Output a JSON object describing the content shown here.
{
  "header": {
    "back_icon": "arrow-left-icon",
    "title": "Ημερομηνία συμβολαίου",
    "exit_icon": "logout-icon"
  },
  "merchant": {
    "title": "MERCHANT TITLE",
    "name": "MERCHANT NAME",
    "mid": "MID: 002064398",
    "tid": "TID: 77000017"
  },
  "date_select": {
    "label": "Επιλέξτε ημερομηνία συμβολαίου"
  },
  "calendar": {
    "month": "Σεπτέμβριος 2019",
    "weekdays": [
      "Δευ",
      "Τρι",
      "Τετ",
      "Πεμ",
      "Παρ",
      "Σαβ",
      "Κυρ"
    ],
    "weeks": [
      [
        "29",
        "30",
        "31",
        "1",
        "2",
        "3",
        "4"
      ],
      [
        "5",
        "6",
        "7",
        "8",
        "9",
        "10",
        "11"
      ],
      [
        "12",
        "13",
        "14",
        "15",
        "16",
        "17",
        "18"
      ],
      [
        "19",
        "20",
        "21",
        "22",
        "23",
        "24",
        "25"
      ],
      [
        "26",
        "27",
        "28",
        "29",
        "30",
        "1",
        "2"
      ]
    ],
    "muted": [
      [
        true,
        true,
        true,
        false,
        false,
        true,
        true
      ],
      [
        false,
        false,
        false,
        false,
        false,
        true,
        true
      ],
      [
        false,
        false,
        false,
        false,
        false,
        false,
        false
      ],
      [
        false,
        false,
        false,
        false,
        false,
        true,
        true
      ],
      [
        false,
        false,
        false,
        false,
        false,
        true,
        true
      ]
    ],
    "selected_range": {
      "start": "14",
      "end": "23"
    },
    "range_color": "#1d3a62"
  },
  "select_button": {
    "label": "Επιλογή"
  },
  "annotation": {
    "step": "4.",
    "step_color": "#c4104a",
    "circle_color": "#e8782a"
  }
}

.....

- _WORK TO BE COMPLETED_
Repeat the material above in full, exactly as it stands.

- _ANSWER TO THIS PROBLEM_
Output a JSON object describing the content shown here.
{
  "header": {
    "back_icon": "arrow-left-icon",
    "title": "Ημερομηνία συμβολαίου",
    "exit_icon": "logout-icon"
  },
  "merchant": {
    "title": "MERCHANT TITLE",
    "name": "MERCHANT NAME",
    "mid": "MID: 002064398",
    "tid": "TID: 77000017"
  },
  "date_select": {
    "label": "Επιλέξτε ημερομηνία συμβολαίου"
  },
  "calendar": {
    "month": "Σεπτέμβριος 2019",
    "weekdays": [
      "Δευ",
      "Τρι",
      "Τετ",
      "Πεμ",
      "Παρ",
      "Σαβ",
      "Κυρ"
    ],
    "weeks": [
      [
        "29",
        "30",
        "31",
        "1",
        "2",
        "3",
        "4"
      ],
      [
        "5",
        "6",
        "7",
        "8",
        "9",
        "10",
        "11"
      ],
      [
        "12",
        "13",
        "14",
        "15",
        "16",
        "17",
        "18"
      ],
      [
        "19",
        "20",
        "21",
        "22",
        "23",
        "24",
        "25"
      ],
      [
        "26",
        "27",
        "28",
        "29",
        "30",
        "1",
        "2"
      ]
    ],
    "muted": [
      [
        true,
        true,
        true,
        false,
        false,
        true,
        true
      ],
      [
        false,
        false,
        false,
        false,
        false,
        true,
        true
      ],
      [
        false,
        false,
        false,
        false,
        false,
        false,
        false
      ],
      [
        false,
        false,
        false,
        false,
        false,
        true,
        true
      ],
      [
        false,
        false,
        false,
        false,
        false,
        true,
        true
      ]
    ],
    "selected_range": {
      "start": "14",
      "end": "23"
    },
    "range_color": "#1d3a62"
  },
  "select_button": {
    "label": "Επιλογή"
  },
  "annotation": {
    "step": "4.",
    "step_color": "#c4104a",
    "circle_color": "#e8782a"
  }
}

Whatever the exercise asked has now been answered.